WORK TO BE COMPLETED:
Skip the images and repeat every entry word for word.

AVAILABLE DATA:

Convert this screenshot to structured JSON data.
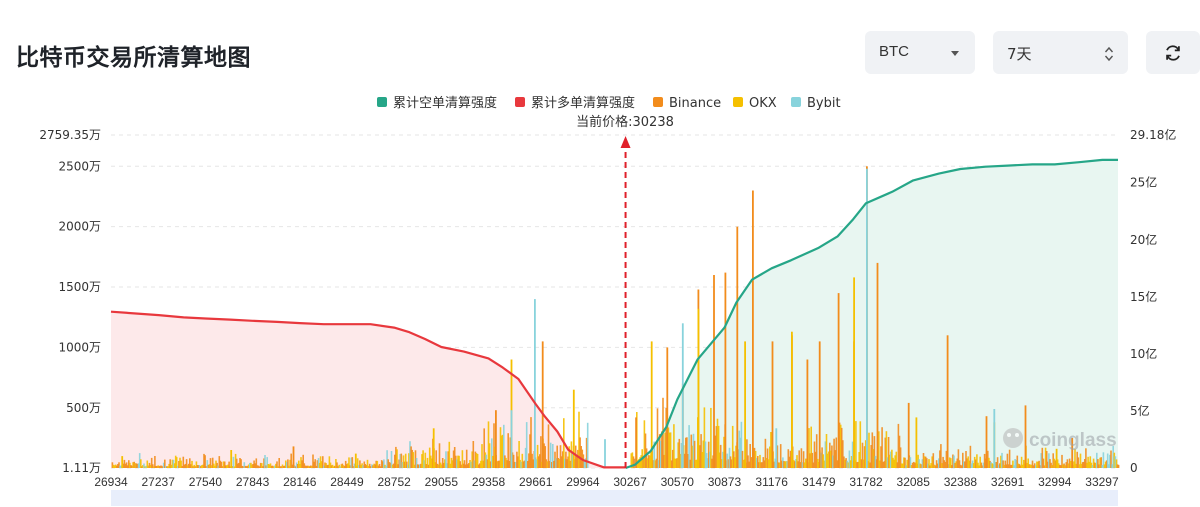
{
  "page": {
    "title": "比特币交易所清算地图",
    "symbol": "BTC",
    "range": "7天"
  },
  "colors": {
    "short_line": "#26a688",
    "short_fill": "#e8f6f1",
    "long_line": "#e8383d",
    "long_fill": "#fde9ea",
    "binance": "#f28c1c",
    "okx": "#f5c000",
    "bybit": "#88d3dc",
    "current_price": "#e0202a"
  },
  "icons": {
    "symbol_caret": "caret-down-icon",
    "range_stepper": "up-down-arrows-icon",
    "refresh": "refresh-icon",
    "watermark": "coinglass-logo"
  },
  "chart_data": {
    "type": "bar",
    "legend": [
      "累计空单清算强度",
      "累计多单清算强度",
      "Binance",
      "OKX",
      "Bybit"
    ],
    "legend_position": "top-center",
    "current_price_label": "当前价格:30238",
    "current_price": 30238,
    "watermark": "coinglass",
    "x_ticks": [
      "26934",
      "27237",
      "27540",
      "27843",
      "28146",
      "28449",
      "28752",
      "29055",
      "29358",
      "29661",
      "29964",
      "30267",
      "30570",
      "30873",
      "31176",
      "31479",
      "31782",
      "32085",
      "32388",
      "32691",
      "32994",
      "33297"
    ],
    "xlim": [
      26934,
      33400
    ],
    "left_axis": {
      "ticks": [
        "1.11万",
        "500万",
        "1000万",
        "1500万",
        "2000万",
        "2500万",
        "2759.35万"
      ],
      "values": [
        1.11,
        500,
        1000,
        1500,
        2000,
        2500,
        2759.35
      ],
      "range": [
        1.11,
        2759.35
      ]
    },
    "right_axis": {
      "ticks": [
        "0",
        "5亿",
        "10亿",
        "15亿",
        "20亿",
        "25亿",
        "29.18亿"
      ],
      "values": [
        0,
        5,
        10,
        15,
        20,
        25,
        29.18
      ],
      "range": [
        0,
        29.18
      ]
    },
    "series": [
      {
        "name": "累计多单清算强度",
        "axis": "right",
        "x": [
          26934,
          27240,
          27400,
          27540,
          27700,
          27843,
          28000,
          28146,
          28300,
          28449,
          28600,
          28752,
          28850,
          28950,
          29055,
          29200,
          29358,
          29450,
          29550,
          29661,
          29720,
          29800,
          29870,
          29964,
          30100,
          30238
        ],
        "values": [
          13.7,
          13.4,
          13.2,
          13.1,
          13.0,
          12.9,
          12.8,
          12.7,
          12.6,
          12.6,
          12.6,
          12.3,
          11.9,
          11.3,
          10.6,
          10.2,
          9.6,
          8.8,
          7.8,
          5.6,
          4.5,
          3.2,
          1.6,
          0.7,
          0.05,
          0.05
        ]
      },
      {
        "name": "累计空单清算强度",
        "axis": "right",
        "x": [
          30238,
          30300,
          30400,
          30500,
          30570,
          30700,
          30873,
          30950,
          31050,
          31176,
          31300,
          31479,
          31600,
          31700,
          31782,
          31950,
          32085,
          32250,
          32388,
          32550,
          32691,
          32850,
          32994,
          33150,
          33300,
          33400
        ],
        "values": [
          0,
          0.3,
          1.5,
          3.6,
          6.0,
          9.5,
          12.3,
          14.5,
          16.5,
          17.5,
          18.2,
          19.3,
          20.3,
          21.8,
          23.2,
          24.2,
          25.2,
          25.8,
          26.2,
          26.4,
          26.5,
          26.6,
          26.6,
          26.8,
          27.0,
          27.0
        ]
      },
      {
        "name": "Binance",
        "axis": "left",
        "x": [
          28100,
          29400,
          29700,
          30300,
          30500,
          30600,
          30700,
          30800,
          30873,
          30950,
          31050,
          31176,
          31300,
          31400,
          31479,
          31600,
          31700,
          31782,
          31850,
          32050,
          32300,
          32550,
          32800,
          33100
        ],
        "values": [
          180,
          480,
          1050,
          420,
          1000,
          700,
          1480,
          1600,
          1620,
          2000,
          2300,
          1050,
          1100,
          900,
          1050,
          1450,
          1050,
          2500,
          1700,
          540,
          1100,
          430,
          520,
          250
        ]
      },
      {
        "name": "OKX",
        "axis": "left",
        "x": [
          27000,
          27700,
          28500,
          29000,
          29500,
          29900,
          30400,
          30700,
          31000,
          31300,
          31700,
          32100,
          32600,
          33000
        ],
        "values": [
          100,
          150,
          120,
          330,
          900,
          650,
          1050,
          1320,
          1050,
          1130,
          1580,
          420,
          380,
          160
        ]
      },
      {
        "name": "Bybit",
        "axis": "left",
        "x": [
          29500,
          29650,
          30100,
          30600,
          31200,
          31782,
          32600
        ],
        "values": [
          480,
          1400,
          240,
          1200,
          330,
          2480,
          490
        ]
      }
    ]
  }
}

ANSWER TO THE PROBLEM:
Convert this screenshot to structured JSON data.
{
  "page": {
    "title": "比特币交易所清算地图",
    "symbol": "BTC",
    "range": "7天"
  },
  "colors": {
    "short_line": "#26a688",
    "short_fill": "#e8f6f1",
    "long_line": "#e8383d",
    "long_fill": "#fde9ea",
    "binance": "#f28c1c",
    "okx": "#f5c000",
    "bybit": "#88d3dc",
    "current_price": "#e0202a"
  },
  "icons": {
    "symbol_caret": "caret-down-icon",
    "range_stepper": "up-down-arrows-icon",
    "refresh": "refresh-icon",
    "watermark": "coinglass-logo"
  },
  "chart_data": {
    "type": "bar",
    "legend": [
      "累计空单清算强度",
      "累计多单清算强度",
      "Binance",
      "OKX",
      "Bybit"
    ],
    "legend_position": "top-center",
    "current_price_label": "当前价格:30238",
    "current_price": 30238,
    "watermark": "coinglass",
    "x_ticks": [
      "26934",
      "27237",
      "27540",
      "27843",
      "28146",
      "28449",
      "28752",
      "29055",
      "29358",
      "29661",
      "29964",
      "30267",
      "30570",
      "30873",
      "31176",
      "31479",
      "31782",
      "32085",
      "32388",
      "32691",
      "32994",
      "33297"
    ],
    "xlim": [
      26934,
      33400
    ],
    "left_axis": {
      "ticks": [
        "1.11万",
        "500万",
        "1000万",
        "1500万",
        "2000万",
        "2500万",
        "2759.35万"
      ],
      "values": [
        1.11,
        500,
        1000,
        1500,
        2000,
        2500,
        2759.35
      ],
      "range": [
        1.11,
        2759.35
      ]
    },
    "right_axis": {
      "ticks": [
        "0",
        "5亿",
        "10亿",
        "15亿",
        "20亿",
        "25亿",
        "29.18亿"
      ],
      "values": [
        0,
        5,
        10,
        15,
        20,
        25,
        29.18
      ],
      "range": [
        0,
        29.18
      ]
    },
    "series": [
      {
        "name": "累计多单清算强度",
        "axis": "right",
        "x": [
          26934,
          27240,
          27400,
          27540,
          27700,
          27843,
          28000,
          28146,
          28300,
          28449,
          28600,
          28752,
          28850,
          28950,
          29055,
          29200,
          29358,
          29450,
          29550,
          29661,
          29720,
          29800,
          29870,
          29964,
          30100,
          30238
        ],
        "values": [
          13.7,
          13.4,
          13.2,
          13.1,
          13.0,
          12.9,
          12.8,
          12.7,
          12.6,
          12.6,
          12.6,
          12.3,
          11.9,
          11.3,
          10.6,
          10.2,
          9.6,
          8.8,
          7.8,
          5.6,
          4.5,
          3.2,
          1.6,
          0.7,
          0.05,
          0.05
        ]
      },
      {
        "name": "累计空单清算强度",
        "axis": "right",
        "x": [
          30238,
          30300,
          30400,
          30500,
          30570,
          30700,
          30873,
          30950,
          31050,
          31176,
          31300,
          31479,
          31600,
          31700,
          31782,
          31950,
          32085,
          32250,
          32388,
          32550,
          32691,
          32850,
          32994,
          33150,
          33300,
          33400
        ],
        "values": [
          0,
          0.3,
          1.5,
          3.6,
          6.0,
          9.5,
          12.3,
          14.5,
          16.5,
          17.5,
          18.2,
          19.3,
          20.3,
          21.8,
          23.2,
          24.2,
          25.2,
          25.8,
          26.2,
          26.4,
          26.5,
          26.6,
          26.6,
          26.8,
          27.0,
          27.0
        ]
      },
      {
        "name": "Binance",
        "axis": "left",
        "x": [
          28100,
          29400,
          29700,
          30300,
          30500,
          30600,
          30700,
          30800,
          30873,
          30950,
          31050,
          31176,
          31300,
          31400,
          31479,
          31600,
          31700,
          31782,
          31850,
          32050,
          32300,
          32550,
          32800,
          33100
        ],
        "values": [
          180,
          480,
          1050,
          420,
          1000,
          700,
          1480,
          1600,
          1620,
          2000,
          2300,
          1050,
          1100,
          900,
          1050,
          1450,
          1050,
          2500,
          1700,
          540,
          1100,
          430,
          520,
          250
        ]
      },
      {
        "name": "OKX",
        "axis": "left",
        "x": [
          27000,
          27700,
          28500,
          29000,
          29500,
          29900,
          30400,
          30700,
          31000,
          31300,
          31700,
          32100,
          32600,
          33000
        ],
        "values": [
          100,
          150,
          120,
          330,
          900,
          650,
          1050,
          1320,
          1050,
          1130,
          1580,
          420,
          380,
          160
        ]
      },
      {
        "name": "Bybit",
        "axis": "left",
        "x": [
          29500,
          29650,
          30100,
          30600,
          31200,
          31782,
          32600
        ],
        "values": [
          480,
          1400,
          240,
          1200,
          330,
          2480,
          490
        ]
      }
    ]
  }
}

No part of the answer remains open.